(Dataset rows describing interfaces)
---+---

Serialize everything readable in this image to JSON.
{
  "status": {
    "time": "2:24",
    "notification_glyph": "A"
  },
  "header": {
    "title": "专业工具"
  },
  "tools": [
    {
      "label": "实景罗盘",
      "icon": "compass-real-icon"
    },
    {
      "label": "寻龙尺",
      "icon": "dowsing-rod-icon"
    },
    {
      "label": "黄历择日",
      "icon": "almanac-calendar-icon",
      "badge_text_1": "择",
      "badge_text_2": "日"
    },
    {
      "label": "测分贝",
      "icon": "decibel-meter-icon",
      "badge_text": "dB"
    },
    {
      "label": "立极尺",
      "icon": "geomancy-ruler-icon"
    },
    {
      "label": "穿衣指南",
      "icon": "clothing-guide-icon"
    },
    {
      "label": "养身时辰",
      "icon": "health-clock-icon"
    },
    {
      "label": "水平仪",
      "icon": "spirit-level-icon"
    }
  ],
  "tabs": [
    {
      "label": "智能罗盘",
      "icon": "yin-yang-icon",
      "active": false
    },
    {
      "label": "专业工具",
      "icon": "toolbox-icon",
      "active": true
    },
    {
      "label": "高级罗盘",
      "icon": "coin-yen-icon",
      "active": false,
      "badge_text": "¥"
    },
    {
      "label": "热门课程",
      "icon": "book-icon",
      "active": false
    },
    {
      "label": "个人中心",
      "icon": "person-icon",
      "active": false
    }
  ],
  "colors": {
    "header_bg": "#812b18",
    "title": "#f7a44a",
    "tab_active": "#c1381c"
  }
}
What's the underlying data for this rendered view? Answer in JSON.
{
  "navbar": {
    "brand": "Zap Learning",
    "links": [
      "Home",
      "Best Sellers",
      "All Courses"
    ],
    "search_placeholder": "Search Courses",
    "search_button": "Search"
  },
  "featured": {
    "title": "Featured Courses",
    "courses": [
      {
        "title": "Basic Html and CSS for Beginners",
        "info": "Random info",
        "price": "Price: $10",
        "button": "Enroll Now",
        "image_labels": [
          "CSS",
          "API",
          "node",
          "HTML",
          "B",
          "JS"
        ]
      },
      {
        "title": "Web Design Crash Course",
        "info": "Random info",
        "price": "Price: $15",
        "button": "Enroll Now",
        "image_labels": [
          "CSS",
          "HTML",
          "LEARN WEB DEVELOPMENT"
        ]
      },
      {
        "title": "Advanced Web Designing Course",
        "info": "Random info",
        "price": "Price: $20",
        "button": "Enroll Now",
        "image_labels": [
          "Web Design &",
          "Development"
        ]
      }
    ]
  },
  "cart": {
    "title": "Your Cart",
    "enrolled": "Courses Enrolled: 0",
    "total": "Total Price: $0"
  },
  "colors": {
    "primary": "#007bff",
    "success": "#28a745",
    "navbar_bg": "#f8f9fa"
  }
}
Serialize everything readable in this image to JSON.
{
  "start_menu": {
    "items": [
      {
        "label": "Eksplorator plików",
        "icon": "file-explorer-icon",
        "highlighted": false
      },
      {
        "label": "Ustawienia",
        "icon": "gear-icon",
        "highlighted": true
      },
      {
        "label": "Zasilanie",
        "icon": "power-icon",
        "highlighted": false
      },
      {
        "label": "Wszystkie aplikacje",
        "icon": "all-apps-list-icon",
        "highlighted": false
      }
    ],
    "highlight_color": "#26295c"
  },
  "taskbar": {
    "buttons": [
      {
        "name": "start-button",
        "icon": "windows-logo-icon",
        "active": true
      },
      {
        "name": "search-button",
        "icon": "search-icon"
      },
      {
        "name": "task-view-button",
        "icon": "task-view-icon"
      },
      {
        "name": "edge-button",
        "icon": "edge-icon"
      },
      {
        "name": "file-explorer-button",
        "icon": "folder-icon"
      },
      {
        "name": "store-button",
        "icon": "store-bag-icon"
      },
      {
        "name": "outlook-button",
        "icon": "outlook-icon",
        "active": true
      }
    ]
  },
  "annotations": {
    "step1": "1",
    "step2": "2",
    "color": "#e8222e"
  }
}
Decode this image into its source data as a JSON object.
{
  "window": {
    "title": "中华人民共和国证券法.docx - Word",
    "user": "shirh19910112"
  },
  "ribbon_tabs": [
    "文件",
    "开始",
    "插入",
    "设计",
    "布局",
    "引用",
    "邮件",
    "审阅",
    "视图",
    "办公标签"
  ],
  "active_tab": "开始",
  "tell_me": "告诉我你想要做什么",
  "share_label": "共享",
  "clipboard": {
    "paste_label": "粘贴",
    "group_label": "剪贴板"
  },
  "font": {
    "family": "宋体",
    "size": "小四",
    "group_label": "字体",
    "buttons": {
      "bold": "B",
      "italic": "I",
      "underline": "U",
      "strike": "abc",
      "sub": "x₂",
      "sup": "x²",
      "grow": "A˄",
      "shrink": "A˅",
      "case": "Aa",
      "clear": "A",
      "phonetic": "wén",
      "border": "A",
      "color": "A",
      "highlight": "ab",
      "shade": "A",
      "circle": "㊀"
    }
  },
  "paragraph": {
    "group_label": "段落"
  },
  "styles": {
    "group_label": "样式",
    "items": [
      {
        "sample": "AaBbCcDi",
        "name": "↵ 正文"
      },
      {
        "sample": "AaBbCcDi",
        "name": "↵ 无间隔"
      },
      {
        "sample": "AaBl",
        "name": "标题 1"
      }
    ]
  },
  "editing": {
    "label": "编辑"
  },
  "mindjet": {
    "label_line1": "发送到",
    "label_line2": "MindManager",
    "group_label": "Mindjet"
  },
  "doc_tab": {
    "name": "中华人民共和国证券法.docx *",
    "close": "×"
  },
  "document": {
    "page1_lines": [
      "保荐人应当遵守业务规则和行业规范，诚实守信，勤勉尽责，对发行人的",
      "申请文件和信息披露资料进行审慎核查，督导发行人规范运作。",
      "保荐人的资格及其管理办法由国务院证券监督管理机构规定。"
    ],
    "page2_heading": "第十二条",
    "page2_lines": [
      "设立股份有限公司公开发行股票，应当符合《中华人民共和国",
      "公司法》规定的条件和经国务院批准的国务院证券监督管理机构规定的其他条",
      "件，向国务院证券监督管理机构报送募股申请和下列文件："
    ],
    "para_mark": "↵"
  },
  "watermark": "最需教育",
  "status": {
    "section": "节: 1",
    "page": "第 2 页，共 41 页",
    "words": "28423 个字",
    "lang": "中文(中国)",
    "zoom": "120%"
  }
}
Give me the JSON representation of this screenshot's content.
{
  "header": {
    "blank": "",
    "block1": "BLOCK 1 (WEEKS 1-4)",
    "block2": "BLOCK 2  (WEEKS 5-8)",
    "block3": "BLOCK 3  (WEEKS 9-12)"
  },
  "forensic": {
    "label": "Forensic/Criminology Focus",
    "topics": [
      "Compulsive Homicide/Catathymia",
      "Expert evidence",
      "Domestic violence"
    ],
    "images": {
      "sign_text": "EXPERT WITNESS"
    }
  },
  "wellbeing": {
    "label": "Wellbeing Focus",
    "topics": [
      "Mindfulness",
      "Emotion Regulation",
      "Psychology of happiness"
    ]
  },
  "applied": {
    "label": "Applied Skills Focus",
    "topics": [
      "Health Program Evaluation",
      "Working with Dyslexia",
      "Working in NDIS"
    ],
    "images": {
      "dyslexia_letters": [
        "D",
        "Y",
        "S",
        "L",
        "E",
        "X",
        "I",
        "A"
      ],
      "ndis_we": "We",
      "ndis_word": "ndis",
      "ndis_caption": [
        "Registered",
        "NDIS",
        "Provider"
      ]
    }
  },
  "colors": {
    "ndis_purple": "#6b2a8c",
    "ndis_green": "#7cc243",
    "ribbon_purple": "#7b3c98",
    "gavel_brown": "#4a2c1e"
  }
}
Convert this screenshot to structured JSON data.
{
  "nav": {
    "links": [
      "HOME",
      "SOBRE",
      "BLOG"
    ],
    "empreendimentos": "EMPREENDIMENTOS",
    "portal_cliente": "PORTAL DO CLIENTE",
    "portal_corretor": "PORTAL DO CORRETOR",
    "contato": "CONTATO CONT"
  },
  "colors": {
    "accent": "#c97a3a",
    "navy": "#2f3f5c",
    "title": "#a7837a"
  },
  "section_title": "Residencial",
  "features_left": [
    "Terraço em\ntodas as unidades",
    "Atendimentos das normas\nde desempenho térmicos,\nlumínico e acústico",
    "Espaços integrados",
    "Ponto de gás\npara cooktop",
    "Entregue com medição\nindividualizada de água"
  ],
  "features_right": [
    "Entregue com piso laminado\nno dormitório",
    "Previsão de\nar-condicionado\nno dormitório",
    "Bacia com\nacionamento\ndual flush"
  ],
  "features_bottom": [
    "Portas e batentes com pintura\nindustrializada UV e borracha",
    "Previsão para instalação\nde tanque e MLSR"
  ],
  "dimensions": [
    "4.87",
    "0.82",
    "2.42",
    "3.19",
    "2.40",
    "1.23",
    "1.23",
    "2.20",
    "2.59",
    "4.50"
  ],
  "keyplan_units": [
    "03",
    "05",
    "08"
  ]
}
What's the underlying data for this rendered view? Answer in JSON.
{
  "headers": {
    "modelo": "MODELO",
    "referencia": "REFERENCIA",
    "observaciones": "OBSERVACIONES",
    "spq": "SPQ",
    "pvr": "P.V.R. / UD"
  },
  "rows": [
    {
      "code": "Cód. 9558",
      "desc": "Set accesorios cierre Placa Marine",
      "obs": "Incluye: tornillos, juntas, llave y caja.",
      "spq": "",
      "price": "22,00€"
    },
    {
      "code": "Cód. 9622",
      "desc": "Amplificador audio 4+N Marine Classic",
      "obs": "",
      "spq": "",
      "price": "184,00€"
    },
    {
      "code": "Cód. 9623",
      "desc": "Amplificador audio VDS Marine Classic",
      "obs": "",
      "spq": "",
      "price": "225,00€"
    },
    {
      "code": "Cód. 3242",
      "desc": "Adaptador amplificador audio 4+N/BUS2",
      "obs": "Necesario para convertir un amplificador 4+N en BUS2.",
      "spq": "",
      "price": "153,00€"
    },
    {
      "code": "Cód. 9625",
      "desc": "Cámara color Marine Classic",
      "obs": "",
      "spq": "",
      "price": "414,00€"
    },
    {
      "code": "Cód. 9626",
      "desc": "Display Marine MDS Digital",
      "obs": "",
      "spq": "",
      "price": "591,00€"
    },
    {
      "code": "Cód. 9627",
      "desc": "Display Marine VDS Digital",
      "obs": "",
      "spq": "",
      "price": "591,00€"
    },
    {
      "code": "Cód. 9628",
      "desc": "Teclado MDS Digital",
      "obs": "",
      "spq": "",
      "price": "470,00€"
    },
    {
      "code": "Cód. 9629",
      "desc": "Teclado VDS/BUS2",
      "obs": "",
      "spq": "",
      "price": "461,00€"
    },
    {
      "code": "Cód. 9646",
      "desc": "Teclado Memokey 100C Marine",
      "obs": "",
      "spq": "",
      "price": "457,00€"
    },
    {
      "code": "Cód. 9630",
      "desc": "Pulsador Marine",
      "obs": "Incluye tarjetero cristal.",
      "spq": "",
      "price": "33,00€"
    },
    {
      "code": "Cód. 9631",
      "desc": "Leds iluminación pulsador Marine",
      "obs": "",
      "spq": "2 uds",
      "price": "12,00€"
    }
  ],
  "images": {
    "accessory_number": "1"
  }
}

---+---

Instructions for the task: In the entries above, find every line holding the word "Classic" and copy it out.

Output below:
      "desc": "Amplificador audio 4+N Marine Classic",
      "desc": "Amplificador audio VDS Marine Classic",
      "desc": "Cámara color Marine Classic",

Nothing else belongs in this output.